It is usually easy to recognize behavioral-type questions because they generally call for a story. They may begin with phrases such as, “Tell me about a time when,” “Give me an example of,” or “Describe a situation when…” Your answer should be in the form of a brief narrative or anecdote that illustrates your strengths and skills. To do this, your answer should provide a brief background of the situation or challenge, the specific action taken, and the outcome.
Common behavioral questions include:
- Tell me about a mistake you’ve made. How did you handle it?
- Tell me about a time when you had to work with someone who was difficult to get along with or you didn’t like.
- Sometimes we’re faced with dishonesty in the workplace. Tell me about a time you encountered dishonesty and how you handled it.
- Give me an example of a difficult problem and how you solved it.
- What motivates you?
- Did you ever not meet your goals? Why?
- Are you a team player?
While the last couple of questions on this list are not as easily identifiable as behavioral questions, they are still best answered with a short story or anecdote.
The best way to be successful with behavioral interview questions is to prepare and have some stories ready. Read through common behavioral interview questions ahead of time so you know what might be asked. Then, carefully think through your experiences – consider your greatest successes, your biggest challenges, unique situations, special projects, and the like. Select four or five instances that could be adapted to answer a range of behavior questions. Think them through in full detail, focusing specifically on the situation or challenge and the actions you took. By having a variety of adaptable stories fresh in your mind, you will be able to answer with confidence and ease, avoiding any awkward pauses.
Although some behavioral questions may require you to recount a problem or failure, do your best to remain positive by explaining how you effectively addressed the situation. In telling your stories, do not dwell on your shortcomings, or badmouth former employers or coworkers. Instead, share any necessary information, then shift focus to how you resolved it, what you contributed, or lessons you learned.
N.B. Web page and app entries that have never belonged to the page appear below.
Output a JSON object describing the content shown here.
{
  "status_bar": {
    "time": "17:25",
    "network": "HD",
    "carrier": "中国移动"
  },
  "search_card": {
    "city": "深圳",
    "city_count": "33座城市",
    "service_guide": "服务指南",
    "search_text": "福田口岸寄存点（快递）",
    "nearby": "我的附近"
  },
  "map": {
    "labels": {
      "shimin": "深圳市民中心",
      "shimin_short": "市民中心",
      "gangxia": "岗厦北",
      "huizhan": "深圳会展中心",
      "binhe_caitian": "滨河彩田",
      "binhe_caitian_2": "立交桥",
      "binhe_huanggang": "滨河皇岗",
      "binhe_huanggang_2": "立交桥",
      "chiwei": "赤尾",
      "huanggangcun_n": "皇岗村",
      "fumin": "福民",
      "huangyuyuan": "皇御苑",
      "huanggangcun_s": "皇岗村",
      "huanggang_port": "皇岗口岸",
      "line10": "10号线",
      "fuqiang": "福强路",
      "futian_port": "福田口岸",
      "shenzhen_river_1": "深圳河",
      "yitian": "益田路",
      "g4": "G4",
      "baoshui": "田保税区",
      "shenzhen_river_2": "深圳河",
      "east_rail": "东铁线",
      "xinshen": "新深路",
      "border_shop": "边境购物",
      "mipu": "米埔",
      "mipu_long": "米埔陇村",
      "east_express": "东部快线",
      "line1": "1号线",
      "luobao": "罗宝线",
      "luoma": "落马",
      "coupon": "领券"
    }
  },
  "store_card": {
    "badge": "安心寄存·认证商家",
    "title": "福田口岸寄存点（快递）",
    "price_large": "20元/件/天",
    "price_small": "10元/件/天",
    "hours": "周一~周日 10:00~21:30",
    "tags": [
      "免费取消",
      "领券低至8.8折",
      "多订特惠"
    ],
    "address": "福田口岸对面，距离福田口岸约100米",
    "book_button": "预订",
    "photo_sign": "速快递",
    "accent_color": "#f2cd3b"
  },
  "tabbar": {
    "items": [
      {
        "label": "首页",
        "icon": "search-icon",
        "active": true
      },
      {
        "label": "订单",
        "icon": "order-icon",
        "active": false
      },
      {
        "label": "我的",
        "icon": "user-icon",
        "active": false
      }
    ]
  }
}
Interviewing is a skill, and like any other skill you can increase your performance with practice and preparation. For more information on interviewing, watch a recording of my most recent webinar “15 Things Never to Do or Say at an Interview.”
For additional guidance throughout your career journey, UMUC’s Career Services is here to support you. Visit CareerQuest to access our tools, advice, and job board, or to connect with a career advisor.
Ann Martin is a career services advisor at University of Maryland University College where she has worked for more than five years. She holds a master’s in mental health counseling from Bowie State University. As a mid-life career changer, she feels uniquely qualified to assist adult students in transforming their lives and finding their place in the workforce.